That's right, friends, I'm back! What does that mean? It means you're not going to see me for awhile. Wait? Is that right? Let me check my flow chart yep, that's right.
Confused? Not as much as me, but let's see if we can figure this out together. 🙂
Ok, so if you've been following me over on Have Coffee Will Write, a blog I used to run with friend and writing buddy, Susan Borath, you know 2 things:
(Well, hopefully you know more than these 2 things, but for argument's sake let's just pretend that your world revolves around us.)
1. Susi and I have decided to blog on our own sites and run a brand new interview/review site called Writing on the Rocks to go live soon *nudges Eric to hurry up*
2. I'm a cheerleader. I mean, not a real one with the pom-poms, big boobs and a tiny outfit, but a cheerleader nonetheless.
I believe in my friends, they can do anything they put their mind to and I'm always willing to put my work, time, life aside to help them in any way I can. See a problem there? I didn't; not at first.
I love to write. It has filled a hole in me I didn't know existed until I opened Scrivener that first time. Sometimes I would write journal-like entries, other times I would write down random snippets of dialogue that floated around in my head and kept me up at night. I even started to write another novel.
This was all before Twitter. 🙂
You all know I'm a big advocate for social networking. In my last post on HCWW I begged you all to remember that we're people who need connections. Well, I was a writer looking for connections and boy did I find some great ones. I learned that there is so much more to writing then just writing! I learned that helping a fellow writer is not just tweeting Hey! You can do it! but offering to beta read, line edit and write reviews. All great ways of showing support, all great ways to spend your time not writing your own words.

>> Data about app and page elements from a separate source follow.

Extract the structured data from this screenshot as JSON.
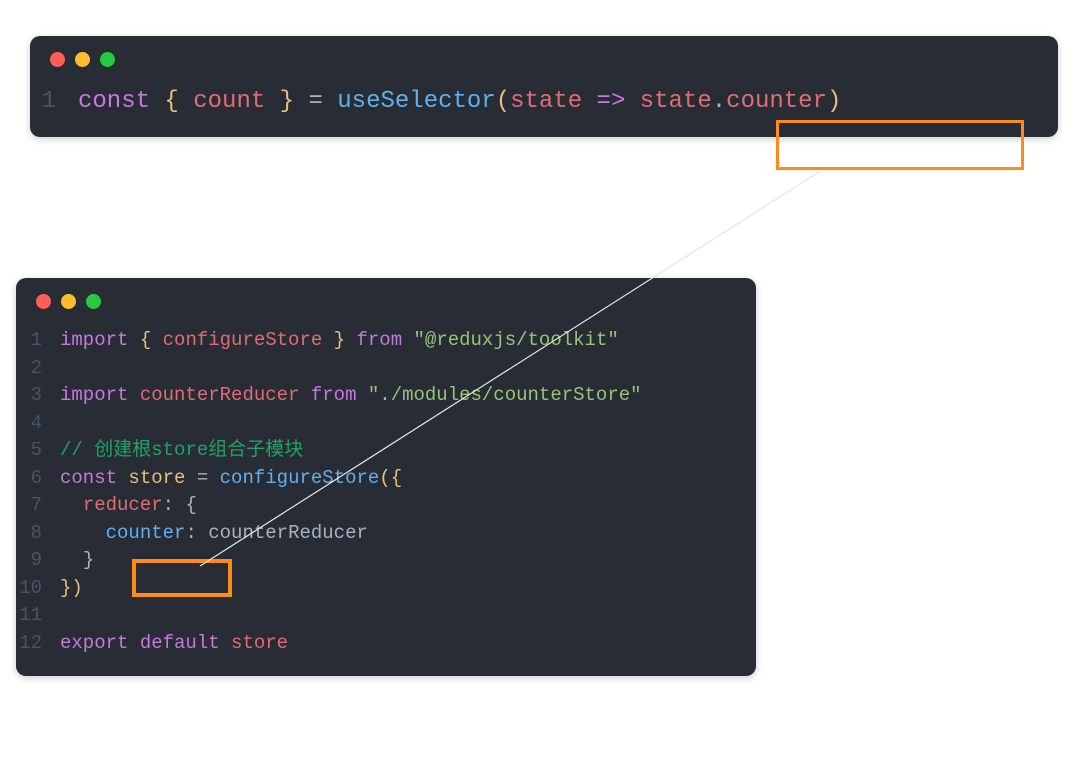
{
  "top": {
    "line1": {
      "lineno": "1",
      "kw_const": "const",
      "brace_l": " { ",
      "count": "count",
      "brace_r": " } ",
      "eq": "= ",
      "fn": "useSelector",
      "paren_l": "(",
      "param": "state",
      "arrow": " => ",
      "obj": "state",
      "dot": ".",
      "prop": "counter",
      "paren_r": ")"
    }
  },
  "bottom": {
    "l1": {
      "n": "1",
      "kw": "import",
      "b1": " { ",
      "id": "configureStore",
      "b2": " } ",
      "from": "from",
      "sp": " ",
      "str": "\"@reduxjs/toolkit\""
    },
    "l2": {
      "n": "2"
    },
    "l3": {
      "n": "3",
      "kw": "import",
      "sp": " ",
      "id": "counterReducer",
      "sp2": " ",
      "from": "from",
      "sp3": " ",
      "str": "\"./modules/counterStore\""
    },
    "l4": {
      "n": "4"
    },
    "l5": {
      "n": "5",
      "comment": "// 创建根store组合子模块"
    },
    "l6": {
      "n": "6",
      "kw": "const",
      "sp": " ",
      "id": "store",
      "eq": " = ",
      "fn": "configureStore",
      "paren": "({"
    },
    "l7": {
      "n": "7",
      "indent": "  ",
      "prop": "reducer",
      "colon": ": {"
    },
    "l8": {
      "n": "8",
      "indent": "    ",
      "prop": "counter",
      "colon": ": ",
      "val": "counterReducer"
    },
    "l9": {
      "n": "9",
      "indent": "  ",
      "brace": "}"
    },
    "l10": {
      "n": "10",
      "brace": "})"
    },
    "l11": {
      "n": "11"
    },
    "l12": {
      "n": "12",
      "kw1": "export",
      "kw2": " default ",
      "id": "store"
    }
  }
}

Here's something that sounds completely random, but it's not. Did you know that not everyone uses Twitter the way I do? Every night Eric looks at me like I have two heads when I tell him about the conversations I have with people on Twitter.
I never have conversations on Twitter. You know how we use it? We see who can write lines of code in 140 characters or less.
Now, it's my turn to look at him like he has two heads.
Eric is a computer software engineer. No wait, that's not right he is a solutions architect. Hm, I don't know what that means.
I know that in my context it means that there is a room in my house that looks a snake pit with all the wires running through it and that no electronic device is workable without at least two remotes. More importantly it means that he is highly intelligent and makes computers do whatever he needs them to do just by looking at them.
He's been on Twitter for 3 years now. He has 254 followers. I have been on Twitter since January, the last time I checked I have 964 followers. Now, I know this isn't a contest (which I would so totally win) and it doesn't really matter the number of followers. I'm from the school of thought that it's better to have 100 followers that I have actual conversations with than 1,000 random followers with whom I never speak with.
So, why do I bring this up? I honestly, forget. Where did I put that flow chart? Ah, yes. Connections, helping people.
Eric and I both use the platform professionally. His line of work is analytical, whereas mine is personable. We both use it to connect to people in our field, to learn with them or from them, but with me it's so much more. It has to be. I'm a writer. I need to study people and if I can't be with someone physically then I need to study them through their words.
But I went overboard. Twitter enabled me. I just want to help people. I want everyone to be their best and if they think I can help them achieve their goals by reading their work then I am all for it. But I took on too much.
Other than blog posts, I stopped writing. At first I was ok with it because helping other writers and feeling a part of something was magical and addicting. But over the course of the last few weeks I started getting depressed; that once filled hole was re-emerging. Since I had once filled it, I knew what was causing it, but I didn't know how to fix it.
I had a really good talk with a great friend last night. He picked up on my mood right away and we started talking. Instead of saying 'Just start writing, Karen! You can do it! He asked me questions about my main character, the one I left alone so many months ago. He brought her back to me. The wheels started turning and her voice is now in my head. Oh, how I've missed her voice.
After talking with him I had some time to sit and think. I realized that I am but one person. I can't do it all no matter how much I want to. I have several things on the burner right now in regards to helping other writers, beta reads and reviews that I can finish all within the next two weeks. Once I'm done with that, it's me time.
But in order to do that I need to step away from Twitter.
Somebody pick up Steve, I think he may have hit his head.
Not for good, mind you, what am I nuts? I still need that connection, it's just going to be on a smaller time frame. And of course, I'm not that hard to find if you really need to talk to me. But I'm not doing this for me, I'm doing it for my characters. They need their story to be told and I'm the only one that can do it.
I just ask that you stick with me. Don't forget about me and if you happen to be in #pubwrite one night, raise a pint in my name. Next time I'm in I'll buy. 😉